Now also with that comes the caveats. You’re guided along on a tour, unable to stray far from your path until certain goals are met and you’re allowed the privilege of exploring the world. This usually came towards the middle/end portion of the game. I have to admit, I was never a fan of that method, so that’s where action-based wins. Even when certain story elements can become intense, and unless prompted, you are free to engage in anything you see fit. You want to travel around and fight some more to gain some levels? Have at it! Want to gather goods and sell them to make lots of money by trading with a buddy online? The world is your oyster! I spent so much time doing supplementary side quests in Skyrim, I completely forgot about the main journey at times. In fact, I’m certain I never got around to finishing it…
Also, one tiny note: Who thought THIS was a good idea?? Selecting which part of town I want to investigate!? Why can’t I just walk through it? When did walking around a town and visiting individual shops and inns become a big inconvenience??!? Was that really so annoying?…Final Fantasy XIII, I’m warning you. I can be a forgiving person, but so help me, I will punch you SQUARE in the soul if you don’t stop it. Hah! See what I did there!? I’m really proud of that, and besides, I really, really hate you…
As I explained above in my brief view of Ar Tonelico, all it takes is a little bit of ingenuity to keep turn-based battle systems relevant. Pokémon’s battle system has pretty much remained intact while also adding new elements to the battle (like terrain-affecting moves that give bonuses to certain pokemon. Rain Dance, for instance) to keep it from getting stale throughout nearly 20 years. My brother (I am trying to NOT throw him under the bus, but his questions and confusion on RPGs is one of the bigger reasons I decided to write this. He’s never played one before, so some things he see baffles him.) asked me why Pokémon never tried to become a fighting game, because that would be cooler. The basic answer is that abilities and skills in Pokémon would not translate well in a more action-oriented engine, at least in the arbitrary sense. Some brilliant developers could whip up something fun, but if Sand Attack lowers accuracy, you could hear someone bitching about how “that hit connected!!”

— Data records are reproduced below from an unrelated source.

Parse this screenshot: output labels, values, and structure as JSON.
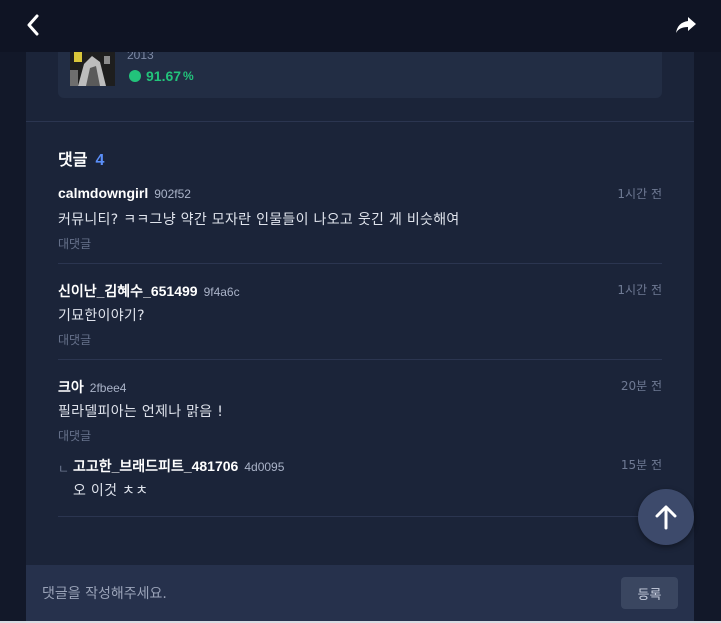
{
  "album": {
    "year": "2013",
    "rating_value": "91.67",
    "rating_unit": "%",
    "rating_color": "#22c47b"
  },
  "comments_section": {
    "title": "댓글",
    "count": "4",
    "count_color": "#5b8ff9"
  },
  "comments": [
    {
      "author": "calmdowngirl",
      "hash": "902f52",
      "time": "1시간 전",
      "text": "커뮤니티? ㅋㅋ그냥 약간 모자란 인물들이 나오고 웃긴 게 비슷해여",
      "reply_label": "대댓글"
    },
    {
      "author": "신이난_김혜수_651499",
      "hash": "9f4a6c",
      "time": "1시간 전",
      "text": "기묘한이야기?",
      "reply_label": "대댓글"
    },
    {
      "author": "크아",
      "hash": "2fbee4",
      "time": "20분 전",
      "text": "필라델피아는 언제나 맑음 !",
      "reply_label": "대댓글"
    }
  ],
  "reply": {
    "marker": "ㄴ",
    "author": "고고한_브래드피트_481706",
    "hash": "4d0095",
    "time": "15분 전",
    "text": "오 이것 ㅊㅊ"
  },
  "compose": {
    "placeholder": "댓글을 작성해주세요.",
    "submit_label": "등록"
  },
  "icons": {
    "back": "chevron-left-icon",
    "share": "share-arrow-icon",
    "scroll_top": "arrow-up-icon"
  }
}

The Last Story on the Wii felt like the perfect hybrid of two worlds. You primarily control Zael and are capable of attacking as freely as you wish, but keep in mind that relying mostly on heavy striking left severe implications for the rest of your party that may be low of health.Combined with the Command ability (the kind of Turn-based feature), you can have someone cast a spell that leaves a rune (or several) on the ground. Dispelling them can heal or add other bonuses to your party that can seriously turn the tide in a battle. This renders hoarding items pointless and puts everything at your discretion. Zael is the lynchpin in how the rest of the team stays alive and attacks, and doing well boosts team morale and they get temporary stat increases. You use that window to take out the enemy’s General, who, like Zael, makes his troops stronger.
In closing, I do miss the period when turn-based was the primary choice, but some action RPG games today have learned to incorporate those same elements, so it isn’t like the style is completely abandoned. There’s still the tactical RPGs, which are kind of similar in spirit. The game I’m looking the most forward to is Xenoblade Chronicles X. The first game was very great, but felt a little clunky in execution. If I took long breaks in between playing it, I would get thrown off. X Looks to deliver on a really good story, a solid combat engine, and a beautiful world to explore. I’m interested to see if the long-running Dragon Quest series will stick with a TB style or make an attempt into the action foray, and Namco’s Tales franchise has no reason to veer away from what’s worked for 20 years. Turn-based may have lost significant footing as the RPG battle style of choice, but that doesn’t mean nothing can be done with it.